Segment Open

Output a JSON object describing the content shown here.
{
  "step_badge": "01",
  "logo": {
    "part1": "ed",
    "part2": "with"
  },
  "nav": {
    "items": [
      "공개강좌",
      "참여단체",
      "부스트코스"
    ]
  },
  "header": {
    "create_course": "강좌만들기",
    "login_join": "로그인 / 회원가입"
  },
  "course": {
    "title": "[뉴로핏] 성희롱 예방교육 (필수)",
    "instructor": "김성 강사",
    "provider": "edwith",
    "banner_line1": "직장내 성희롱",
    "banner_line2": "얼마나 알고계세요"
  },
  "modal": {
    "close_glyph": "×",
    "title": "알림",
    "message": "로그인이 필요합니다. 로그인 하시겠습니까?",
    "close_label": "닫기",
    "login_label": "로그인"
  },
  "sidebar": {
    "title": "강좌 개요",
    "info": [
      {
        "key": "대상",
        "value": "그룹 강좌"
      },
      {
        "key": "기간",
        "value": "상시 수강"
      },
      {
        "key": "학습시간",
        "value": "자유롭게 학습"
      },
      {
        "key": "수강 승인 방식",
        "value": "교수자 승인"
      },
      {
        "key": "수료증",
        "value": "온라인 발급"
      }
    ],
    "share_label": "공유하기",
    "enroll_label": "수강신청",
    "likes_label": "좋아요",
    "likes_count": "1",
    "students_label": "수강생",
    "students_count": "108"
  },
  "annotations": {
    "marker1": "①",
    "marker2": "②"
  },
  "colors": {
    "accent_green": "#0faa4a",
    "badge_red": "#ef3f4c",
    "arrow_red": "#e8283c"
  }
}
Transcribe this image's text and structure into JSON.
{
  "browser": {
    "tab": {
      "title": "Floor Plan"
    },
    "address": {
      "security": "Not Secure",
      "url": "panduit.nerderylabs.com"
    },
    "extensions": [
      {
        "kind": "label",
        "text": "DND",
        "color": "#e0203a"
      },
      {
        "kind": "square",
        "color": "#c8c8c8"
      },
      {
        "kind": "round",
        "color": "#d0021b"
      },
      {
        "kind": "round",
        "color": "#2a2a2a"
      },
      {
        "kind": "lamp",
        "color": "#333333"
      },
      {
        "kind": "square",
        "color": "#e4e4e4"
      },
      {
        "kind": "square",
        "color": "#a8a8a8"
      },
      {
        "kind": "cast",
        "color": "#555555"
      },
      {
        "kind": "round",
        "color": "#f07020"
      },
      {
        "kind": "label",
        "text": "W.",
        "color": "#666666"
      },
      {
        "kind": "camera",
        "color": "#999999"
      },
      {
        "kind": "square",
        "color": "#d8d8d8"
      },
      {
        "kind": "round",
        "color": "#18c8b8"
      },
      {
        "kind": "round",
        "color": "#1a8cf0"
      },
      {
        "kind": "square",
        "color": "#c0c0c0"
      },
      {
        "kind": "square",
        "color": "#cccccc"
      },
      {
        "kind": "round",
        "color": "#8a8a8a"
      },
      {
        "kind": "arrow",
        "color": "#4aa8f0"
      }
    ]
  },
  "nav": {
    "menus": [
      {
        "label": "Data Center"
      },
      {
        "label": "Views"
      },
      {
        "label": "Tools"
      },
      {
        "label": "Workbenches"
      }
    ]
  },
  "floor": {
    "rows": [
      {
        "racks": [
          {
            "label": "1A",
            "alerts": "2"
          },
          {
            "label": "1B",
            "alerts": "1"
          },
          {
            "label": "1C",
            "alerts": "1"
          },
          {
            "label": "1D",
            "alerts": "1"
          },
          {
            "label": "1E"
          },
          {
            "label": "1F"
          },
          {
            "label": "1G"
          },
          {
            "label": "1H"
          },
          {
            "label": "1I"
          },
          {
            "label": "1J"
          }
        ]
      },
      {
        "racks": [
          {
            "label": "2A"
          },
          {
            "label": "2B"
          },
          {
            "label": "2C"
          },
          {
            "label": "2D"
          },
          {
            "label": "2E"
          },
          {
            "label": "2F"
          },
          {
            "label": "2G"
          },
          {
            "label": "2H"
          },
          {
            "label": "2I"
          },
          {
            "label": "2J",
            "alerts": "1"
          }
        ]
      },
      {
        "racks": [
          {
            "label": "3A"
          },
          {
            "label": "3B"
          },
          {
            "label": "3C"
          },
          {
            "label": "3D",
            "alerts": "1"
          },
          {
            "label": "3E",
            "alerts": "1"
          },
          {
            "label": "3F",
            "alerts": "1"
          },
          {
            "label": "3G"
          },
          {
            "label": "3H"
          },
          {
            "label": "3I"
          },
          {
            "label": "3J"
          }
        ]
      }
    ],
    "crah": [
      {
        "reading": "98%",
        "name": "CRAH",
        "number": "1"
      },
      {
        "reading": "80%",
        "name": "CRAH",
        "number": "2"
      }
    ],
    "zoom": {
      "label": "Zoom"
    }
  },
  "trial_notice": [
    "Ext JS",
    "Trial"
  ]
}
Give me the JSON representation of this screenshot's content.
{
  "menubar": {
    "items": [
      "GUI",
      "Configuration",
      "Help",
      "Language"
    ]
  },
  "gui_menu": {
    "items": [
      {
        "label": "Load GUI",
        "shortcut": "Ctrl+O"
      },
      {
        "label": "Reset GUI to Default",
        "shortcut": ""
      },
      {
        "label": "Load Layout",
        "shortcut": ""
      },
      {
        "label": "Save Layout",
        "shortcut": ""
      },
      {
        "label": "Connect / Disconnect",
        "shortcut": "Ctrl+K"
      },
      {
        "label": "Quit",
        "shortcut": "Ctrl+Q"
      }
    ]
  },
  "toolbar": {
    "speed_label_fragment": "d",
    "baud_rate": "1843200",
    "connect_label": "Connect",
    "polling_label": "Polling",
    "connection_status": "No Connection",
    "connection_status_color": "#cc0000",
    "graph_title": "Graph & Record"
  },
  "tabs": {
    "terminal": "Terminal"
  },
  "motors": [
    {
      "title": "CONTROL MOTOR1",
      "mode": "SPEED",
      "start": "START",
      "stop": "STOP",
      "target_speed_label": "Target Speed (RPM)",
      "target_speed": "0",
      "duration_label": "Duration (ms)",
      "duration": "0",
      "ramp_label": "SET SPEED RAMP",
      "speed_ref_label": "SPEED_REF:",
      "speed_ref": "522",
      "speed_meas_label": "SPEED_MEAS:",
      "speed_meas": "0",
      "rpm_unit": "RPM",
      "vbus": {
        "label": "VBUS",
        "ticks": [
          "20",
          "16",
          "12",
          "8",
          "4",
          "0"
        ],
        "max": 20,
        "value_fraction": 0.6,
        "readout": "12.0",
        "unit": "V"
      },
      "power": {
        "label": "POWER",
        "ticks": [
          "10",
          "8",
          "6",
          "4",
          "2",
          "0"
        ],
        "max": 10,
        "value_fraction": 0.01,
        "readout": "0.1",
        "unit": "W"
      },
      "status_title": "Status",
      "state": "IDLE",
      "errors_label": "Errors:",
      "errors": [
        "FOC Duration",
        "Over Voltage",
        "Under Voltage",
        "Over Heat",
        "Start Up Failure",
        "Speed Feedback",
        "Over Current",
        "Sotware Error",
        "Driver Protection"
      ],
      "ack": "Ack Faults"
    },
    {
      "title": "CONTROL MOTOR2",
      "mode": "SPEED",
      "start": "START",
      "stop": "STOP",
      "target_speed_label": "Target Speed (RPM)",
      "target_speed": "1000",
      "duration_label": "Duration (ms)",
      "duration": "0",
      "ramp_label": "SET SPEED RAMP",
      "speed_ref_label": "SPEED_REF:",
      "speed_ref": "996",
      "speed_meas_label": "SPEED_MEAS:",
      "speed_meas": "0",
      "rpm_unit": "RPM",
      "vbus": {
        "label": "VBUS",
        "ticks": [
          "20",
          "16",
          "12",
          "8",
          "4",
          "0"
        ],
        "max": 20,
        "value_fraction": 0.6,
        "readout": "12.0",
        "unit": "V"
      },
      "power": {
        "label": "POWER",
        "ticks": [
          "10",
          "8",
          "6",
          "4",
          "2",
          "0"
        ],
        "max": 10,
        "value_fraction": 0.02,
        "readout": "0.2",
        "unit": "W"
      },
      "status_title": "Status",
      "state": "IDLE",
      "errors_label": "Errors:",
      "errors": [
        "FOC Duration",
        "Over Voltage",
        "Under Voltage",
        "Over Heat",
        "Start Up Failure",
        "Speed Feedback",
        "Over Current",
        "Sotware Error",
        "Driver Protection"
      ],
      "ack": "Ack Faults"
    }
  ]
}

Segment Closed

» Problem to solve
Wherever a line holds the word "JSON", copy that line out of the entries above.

» Task output
Output a JSON object describing the content shown here.
Transcribe this image's text and structure into JSON.
Give me the JSON representation of this screenshot's content.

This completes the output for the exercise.